Despite an increasing burden of injuries, prehospital transport systems remain underdeveloped in many low- and middle-income countries. Little information exists on the use of prehospital services for trauma patients in Zambia.
A prospective, observational study of trauma presentations was undertaken for 6 months in Lusaka, Zambia, to establish the epidemiology and outcomes of injury in the region. In addition to demographics and mechanism of injury, data were collected on prehospital transport as well as inpatient resources utilization. Trained study personnel gathered data on trauma presentations 24 h a day. Statistical analysis was conducted using SAS 9.3 from a Microsoft® Access database.
3498 trauma patients were enrolled in the study on arrival to University Teaching Hospital (UTH). 3264 patients had a transport means recorded (95.3 %). Two-thirds (66 %) arrived within 6 h of injury, and 23 % arrived within the first hour after injury. A majority arrived by private vehicle (53.4 %) or public transport (37.7 %); only 5.9 % were transported by public or private ambulance. Of those arriving within the first hour after injury, 69.1 % came by private car, 24.6 % by public transport and 3.1 % by ambulance. There was a small statistical increase in Kampala Trauma Score II among ambulance arrivals.
Trauma patient use a variety of transport methods to get to UTH. A majority of patients use no formal ambulance transport. Despite this fact, a majority arrives within 6 h of injury but receive no formal prehospital care. An integrated, multilayered prehospital care and transport system may be the most effective approach for Zambia.
Financed by the National Centre for Research and Development under grant No. SP/I/1/77065/10 by the strategic scientific research and experimental development program:

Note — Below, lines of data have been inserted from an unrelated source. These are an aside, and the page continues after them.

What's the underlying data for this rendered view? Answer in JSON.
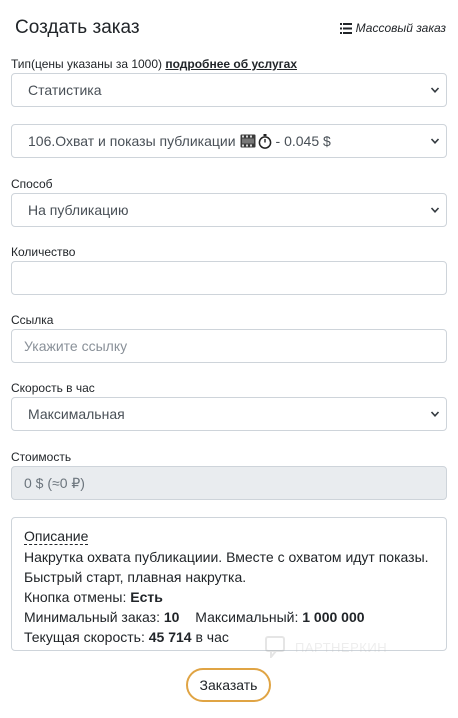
{
  "header": {
    "title": "Создать заказ",
    "mass_order_label": "Массовый заказ"
  },
  "type_field": {
    "label": "Тип(цены указаны за 1000)",
    "link_text": "подробнее об услугах",
    "value": "Статистика"
  },
  "service_field": {
    "value_prefix": "106.Охват и показы публикации",
    "value_suffix": "- 0.045 $",
    "icons": [
      "film-icon",
      "stopwatch-icon"
    ]
  },
  "method_field": {
    "label": "Способ",
    "value": "На публикацию"
  },
  "quantity_field": {
    "label": "Количество",
    "value": ""
  },
  "link_field": {
    "label": "Ссылка",
    "placeholder": "Укажите ссылку"
  },
  "speed_field": {
    "label": "Скорость в час",
    "value": "Максимальная"
  },
  "cost_field": {
    "label": "Стоимость",
    "value": "0 $ (≈0 ₽)"
  },
  "description": {
    "title": "Описание",
    "line1": "Накрутка охвата публикациии. Вместе с охватом идут показы.",
    "line2": "Быстрый старт, плавная накрутка.",
    "cancel_label": "Кнопка отмены:",
    "cancel_value": "Есть",
    "min_label": "Минимальный заказ:",
    "min_value": "10",
    "max_label": "Максимальный:",
    "max_value": "1 000 000",
    "speed_label": "Текущая скорость:",
    "speed_value": "45 714",
    "speed_unit": "в час"
  },
  "watermark_text": "ПАРТНЕРКИН",
  "order_button_label": "Заказать",
  "colors": {
    "accent_border": "#e0a444",
    "input_border": "#ced4da",
    "disabled_bg": "#e9ecef"
  }
}
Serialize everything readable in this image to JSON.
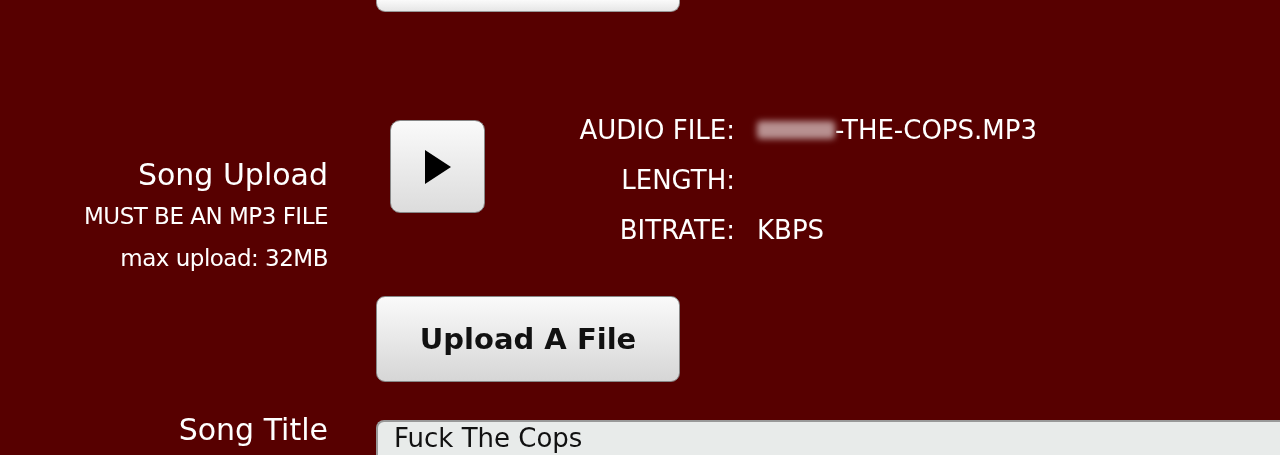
{
  "song_upload": {
    "label": "Song Upload",
    "requirement": "MUST BE AN MP3 FILE",
    "max_upload": "max upload: 32MB"
  },
  "file_info": [
    {
      "label": "AUDIO FILE:",
      "value": "-THE-COPS.MP3",
      "redacted": true
    },
    {
      "label": "LENGTH:",
      "redacted": false
    },
    {
      "label": "BITRATE:",
      "value": "KBPS",
      "redacted": false
    }
  ],
  "upload_button": "Upload A File",
  "song_title": {
    "label": "Song Title",
    "value": "Fuck The Cops"
  }
}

SYNAT - “Interdisciplinary System for Interactive Scientific and Scientific-Technical Information”.